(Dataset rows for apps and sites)
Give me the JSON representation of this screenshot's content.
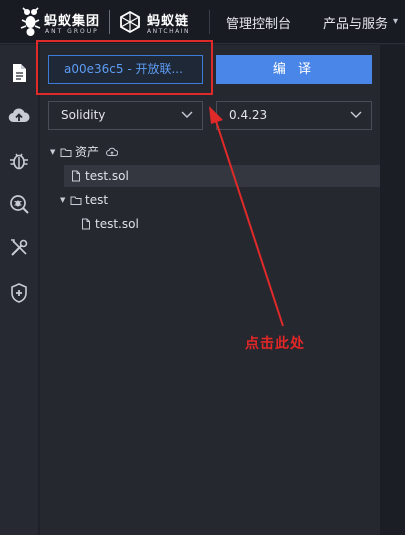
{
  "header": {
    "logo_ant_text": "蚂蚁集团",
    "logo_ant_sub": "ANT GROUP",
    "logo_chain_text": "蚂蚁链",
    "logo_chain_sub": "ANTCHAIN",
    "nav": [
      "管理控制台",
      "产品与服务"
    ]
  },
  "rail": {
    "icons": [
      "file-icon",
      "cloud-upload-icon",
      "bug-icon",
      "search-bug-icon",
      "tools-icon",
      "shield-plus-icon"
    ]
  },
  "panel": {
    "account_label": "a00e36c5 - 开放联...",
    "compile_label": "编 译",
    "language_select": "Solidity",
    "version_select": "0.4.23",
    "tree": [
      {
        "label": "资产",
        "type": "folder"
      },
      {
        "label": "test.sol",
        "type": "file"
      },
      {
        "label": "test",
        "type": "folder"
      },
      {
        "label": "test.sol",
        "type": "file"
      }
    ]
  },
  "annotation": {
    "text": "点击此处",
    "color": "#e32626"
  },
  "colors": {
    "accent": "#4a86e8",
    "annotation_red": "#e02a2a"
  }
}
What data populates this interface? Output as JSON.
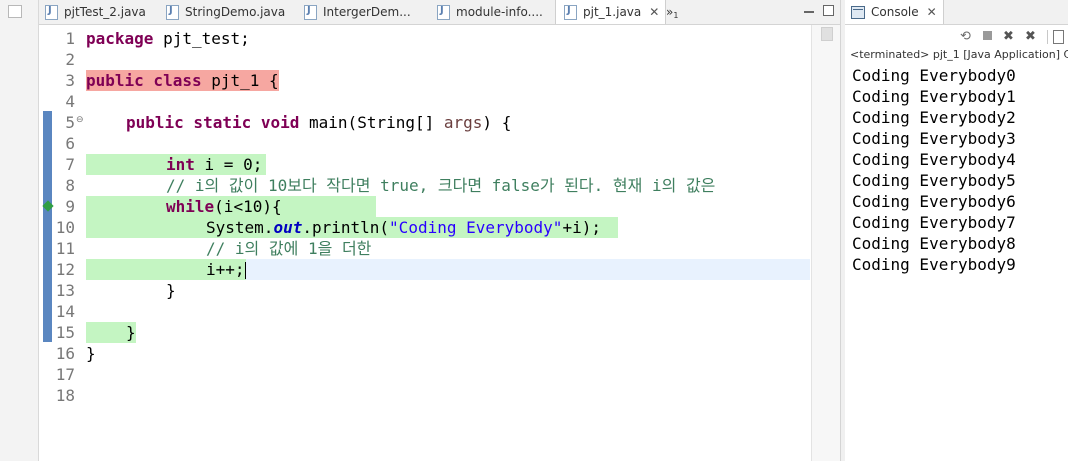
{
  "editor": {
    "tabs": [
      {
        "label": "pjtTest_2.java",
        "active": false
      },
      {
        "label": "StringDemo.java",
        "active": false
      },
      {
        "label": "IntergerDem...",
        "active": false
      },
      {
        "label": "module-info....",
        "active": false
      },
      {
        "label": "pjt_1.java",
        "active": true
      }
    ],
    "active_tab_close": "✕",
    "overflow_label": "»",
    "overflow_count": "1",
    "line_numbers": [
      "1",
      "2",
      "3",
      "4",
      "5",
      "6",
      "7",
      "8",
      "9",
      "10",
      "11",
      "12",
      "13",
      "14",
      "15",
      "16",
      "17",
      "18"
    ],
    "code": {
      "l1": {
        "kw": "package",
        "rest": " pjt_test;"
      },
      "l3": {
        "kw": "public class",
        "rest": " pjt_1 {"
      },
      "l5": {
        "kw": "public static void",
        "rest1": " main(String[] ",
        "param": "args",
        "rest2": ") {"
      },
      "l7": {
        "kw": "int",
        "rest": " i = 0;"
      },
      "l8": {
        "comment": "// i의 값이 10보다 작다면 true, 크다면 false가 된다. 현재 i의 값은"
      },
      "l9": {
        "kw": "while",
        "rest": "(i<10){"
      },
      "l10": {
        "pre": "System.",
        "field": "out",
        "mid": ".println(",
        "str": "\"Coding Everybody\"",
        "post": "+i);"
      },
      "l11": {
        "comment": "// i의 값에 1을 더한"
      },
      "l12": {
        "code": "i++;"
      },
      "l13": {
        "code": "}"
      },
      "l15": {
        "code": "}"
      },
      "l16": {
        "code": "}"
      }
    }
  },
  "console": {
    "tab_label": "Console",
    "tab_close": "✕",
    "status": "<terminated> pjt_1 [Java Application] C:",
    "output": [
      "Coding Everybody0",
      "Coding Everybody1",
      "Coding Everybody2",
      "Coding Everybody3",
      "Coding Everybody4",
      "Coding Everybody5",
      "Coding Everybody6",
      "Coding Everybody7",
      "Coding Everybody8",
      "Coding Everybody9"
    ]
  },
  "colors": {
    "keyword": "#7f0055",
    "comment": "#3f7f5f",
    "string": "#2a00ff",
    "static_field": "#0000c0",
    "added_highlight": "#c4f5c2",
    "changed_highlight": "#f6a7a1",
    "current_line": "#e8f2fe",
    "quick_diff_band": "#5a86c0"
  }
}
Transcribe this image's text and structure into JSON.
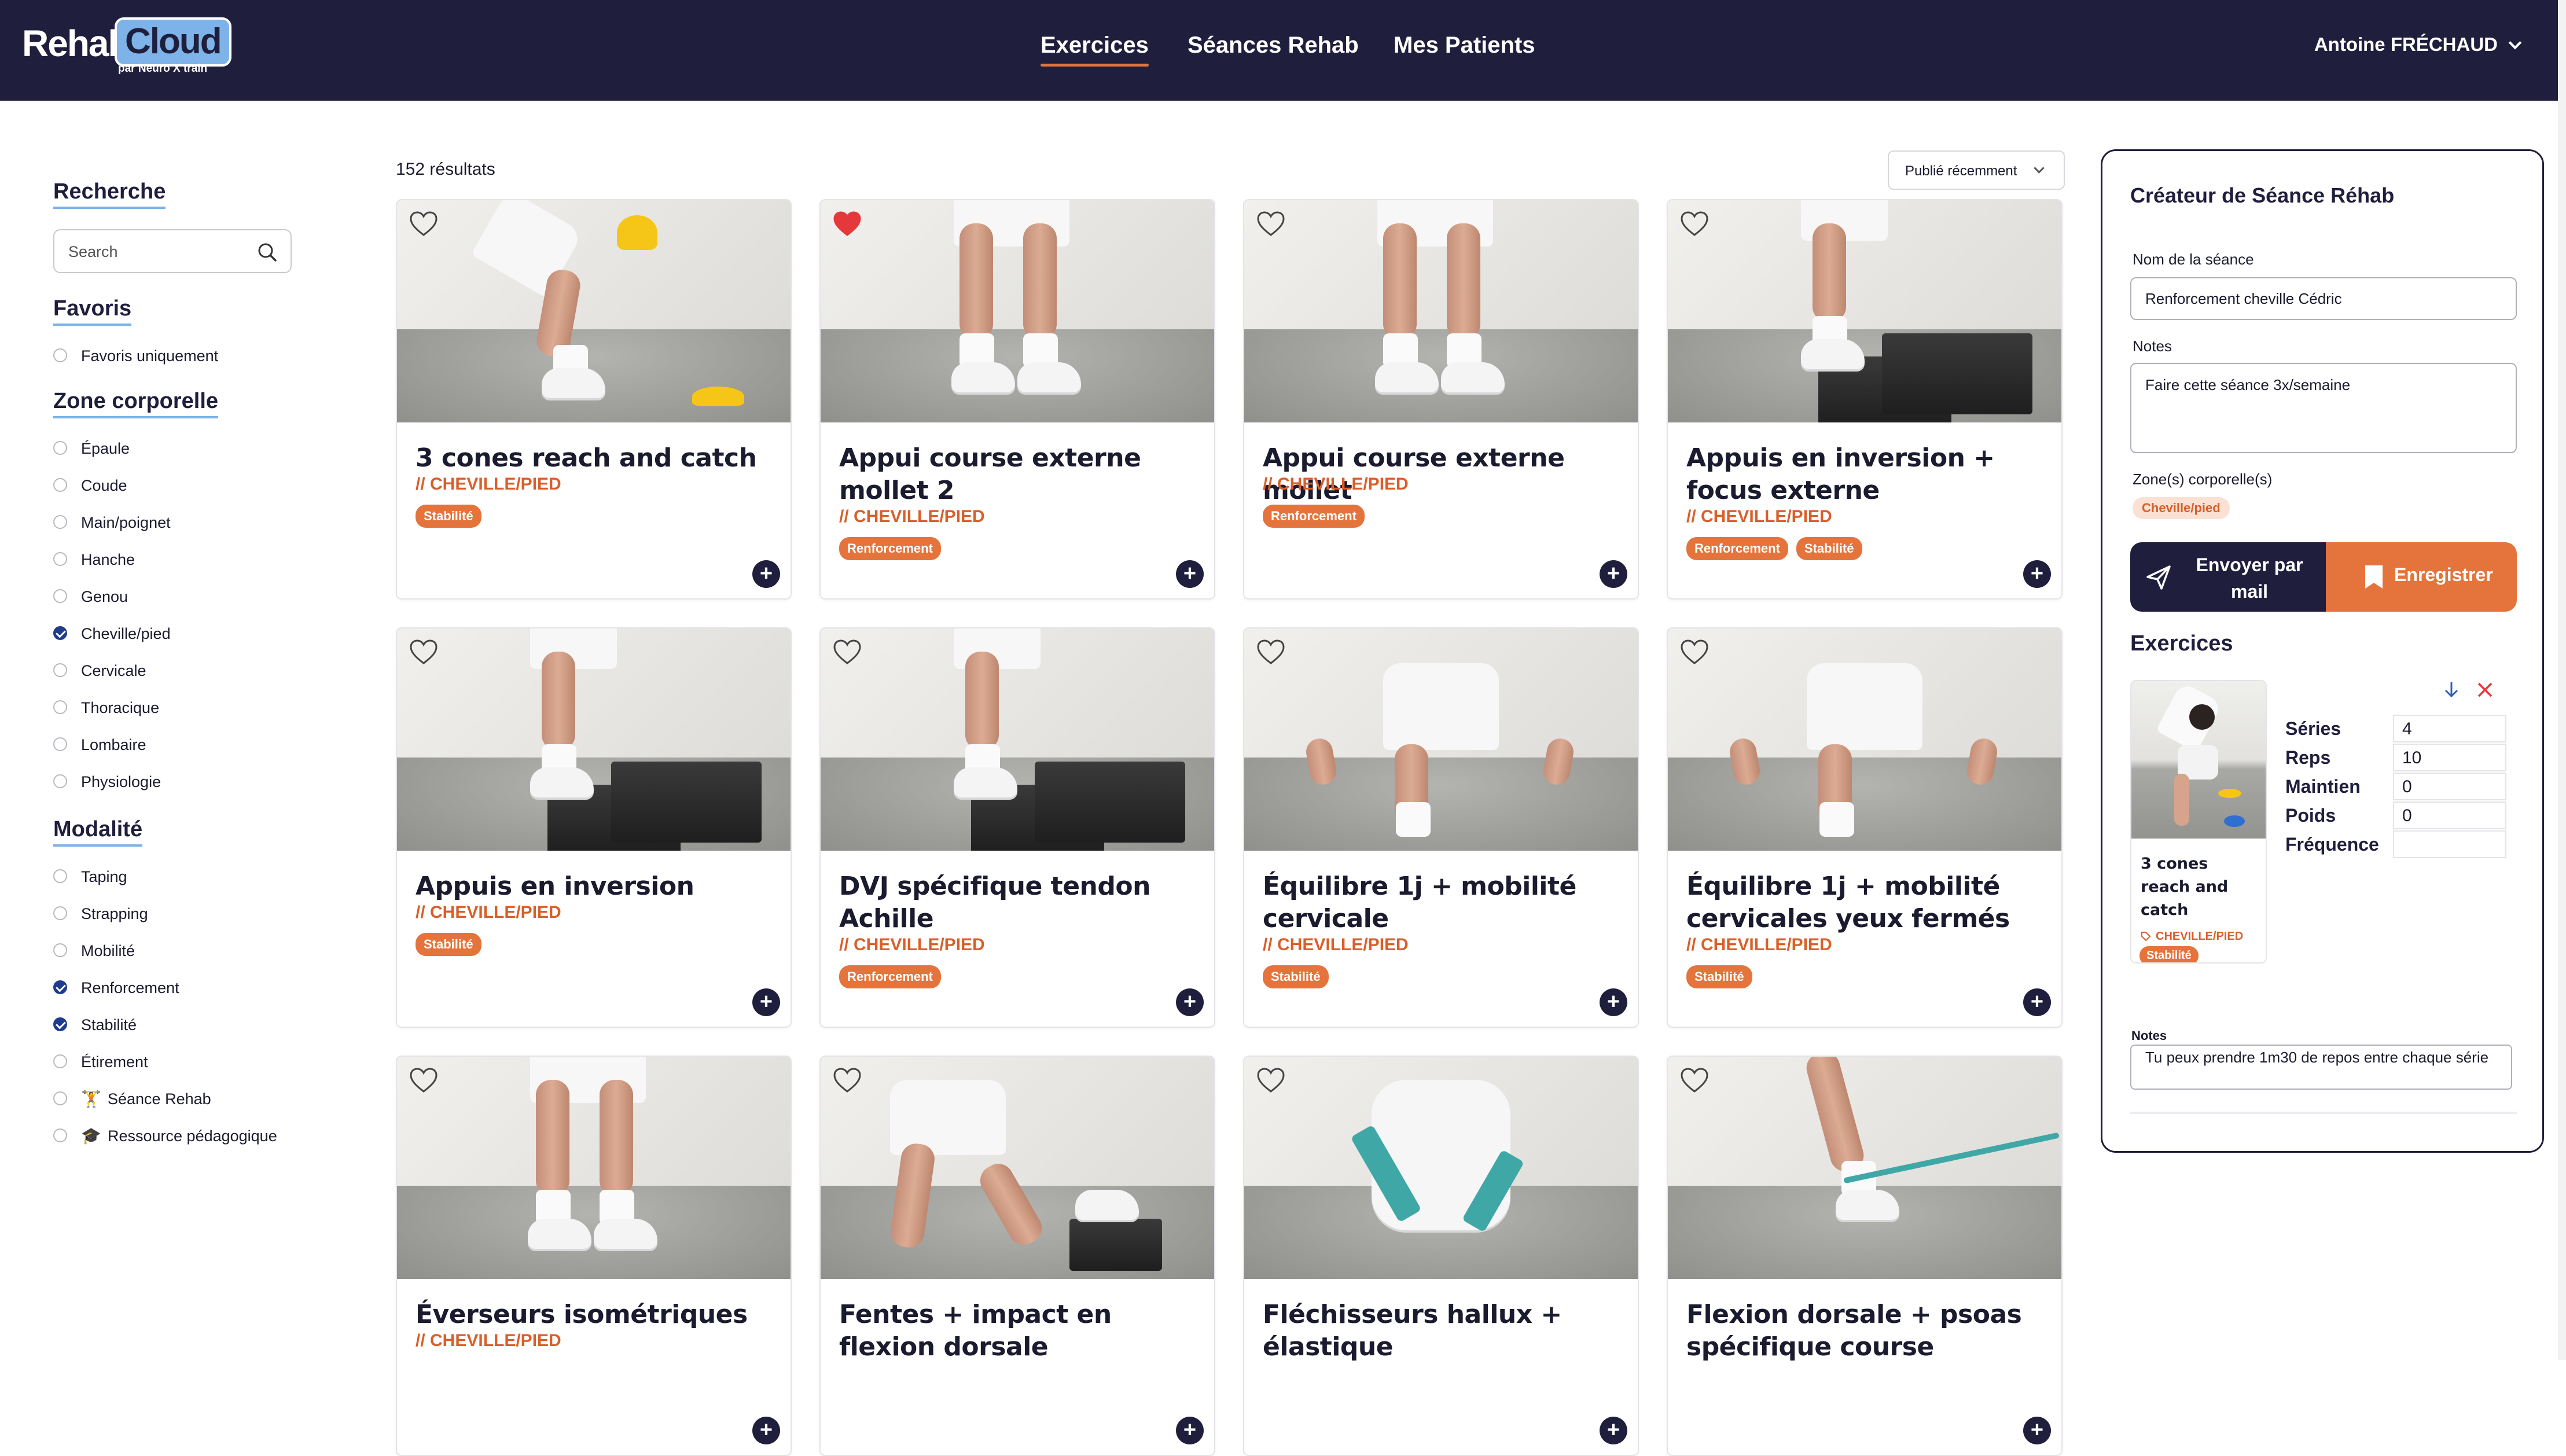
{
  "app": {
    "logo_main": "Rehab",
    "logo_accent": "Cloud",
    "logo_sub": "par Neuro X train"
  },
  "nav": {
    "links": [
      "Exercices",
      "Séances Rehab",
      "Mes Patients"
    ],
    "active_index": 0,
    "user_name": "Antoine FRÉCHAUD"
  },
  "colors": {
    "navy": "#1f1e3c",
    "orange": "#e4743c",
    "zone_text": "#d95f2a",
    "accent_blue": "#7db3e8",
    "favorite_red": "#e5383b"
  },
  "sidebar": {
    "search_heading": "Recherche",
    "search_placeholder": "Search",
    "favorites_heading": "Favoris",
    "favorites_options": [
      {
        "label": "Favoris uniquement",
        "checked": false
      }
    ],
    "zone_heading": "Zone corporelle",
    "zone_options": [
      {
        "label": "Épaule",
        "checked": false
      },
      {
        "label": "Coude",
        "checked": false
      },
      {
        "label": "Main/poignet",
        "checked": false
      },
      {
        "label": "Hanche",
        "checked": false
      },
      {
        "label": "Genou",
        "checked": false
      },
      {
        "label": "Cheville/pied",
        "checked": true
      },
      {
        "label": "Cervicale",
        "checked": false
      },
      {
        "label": "Thoracique",
        "checked": false
      },
      {
        "label": "Lombaire",
        "checked": false
      },
      {
        "label": "Physiologie",
        "checked": false
      }
    ],
    "modality_heading": "Modalité",
    "modality_options": [
      {
        "label": "Taping",
        "checked": false
      },
      {
        "label": "Strapping",
        "checked": false
      },
      {
        "label": "Mobilité",
        "checked": false
      },
      {
        "label": "Renforcement",
        "checked": true
      },
      {
        "label": "Stabilité",
        "checked": true
      },
      {
        "label": "Étirement",
        "checked": false
      },
      {
        "label": "Séance Rehab",
        "checked": false,
        "emoji": "🏋️"
      },
      {
        "label": "Ressource pédagogique",
        "checked": false,
        "emoji": "🎓"
      }
    ]
  },
  "results": {
    "count_label": "152 résultats",
    "sort_label": "Publié récemment"
  },
  "cards": [
    {
      "title": "3 cones reach and catch",
      "zone": "// CHEVILLE/PIED",
      "tags": [
        "Stabilité"
      ],
      "favorite": false,
      "photo": "cones"
    },
    {
      "title": "Appui course externe mollet 2",
      "zone": "// CHEVILLE/PIED",
      "tags": [
        "Renforcement"
      ],
      "favorite": true,
      "photo": "legs"
    },
    {
      "title": "Appui course externe mollet",
      "zone": "// CHEVILLE/PIED",
      "tags": [
        "Renforcement"
      ],
      "favorite": false,
      "photo": "legs"
    },
    {
      "title": "Appuis en inversion + focus externe",
      "zone": "// CHEVILLE/PIED",
      "tags": [
        "Renforcement",
        "Stabilité"
      ],
      "favorite": false,
      "photo": "box"
    },
    {
      "title": "Appuis en inversion",
      "zone": "// CHEVILLE/PIED",
      "tags": [
        "Stabilité"
      ],
      "favorite": false,
      "photo": "box"
    },
    {
      "title": "DVJ spécifique tendon Achille",
      "zone": "// CHEVILLE/PIED",
      "tags": [
        "Renforcement"
      ],
      "favorite": false,
      "photo": "box"
    },
    {
      "title": "Équilibre 1j + mobilité cervicale",
      "zone": "// CHEVILLE/PIED",
      "tags": [
        "Stabilité"
      ],
      "favorite": false,
      "photo": "balance"
    },
    {
      "title": "Équilibre 1j + mobilité cervicales yeux fermés",
      "zone": "// CHEVILLE/PIED",
      "tags": [
        "Stabilité"
      ],
      "favorite": false,
      "photo": "balance"
    },
    {
      "title": "Éverseurs isométriques",
      "zone": "// CHEVILLE/PIED",
      "tags": [],
      "favorite": false,
      "photo": "legs"
    },
    {
      "title": "Fentes + impact en flexion dorsale",
      "zone": "",
      "tags": [],
      "favorite": false,
      "photo": "lunge"
    },
    {
      "title": "Fléchisseurs hallux + élastique",
      "zone": "",
      "tags": [],
      "favorite": false,
      "photo": "band"
    },
    {
      "title": "Flexion dorsale + psoas spécifique course",
      "zone": "",
      "tags": [],
      "favorite": false,
      "photo": "bandleg"
    }
  ],
  "panel": {
    "title": "Créateur de Séance Réhab",
    "name_label": "Nom de la séance",
    "name_value": "Renforcement cheville Cédric",
    "notes_label": "Notes",
    "notes_value": "Faire cette séance 3x/semaine",
    "zones_label": "Zone(s) corporelle(s)",
    "zone_pill": "Cheville/pied",
    "send_label": "Envoyer par mail",
    "save_label": "Enregistrer",
    "exercises_heading": "Exercices",
    "exercise": {
      "name": "3 cones reach and catch",
      "zone": "CHEVILLE/PIED",
      "tag": "Stabilité",
      "stats": [
        {
          "label": "Séries",
          "value": "4"
        },
        {
          "label": "Reps",
          "value": "10"
        },
        {
          "label": "Maintien",
          "value": "0"
        },
        {
          "label": "Poids",
          "value": "0"
        },
        {
          "label": "Fréquence",
          "value": ""
        }
      ],
      "notes_label": "Notes",
      "notes_value": "Tu peux prendre 1m30 de repos entre chaque série"
    }
  }
}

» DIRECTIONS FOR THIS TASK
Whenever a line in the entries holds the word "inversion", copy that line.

» REPLY
      "title": "Appuis en inversion + focus externe",
      "title": "Appuis en inversion",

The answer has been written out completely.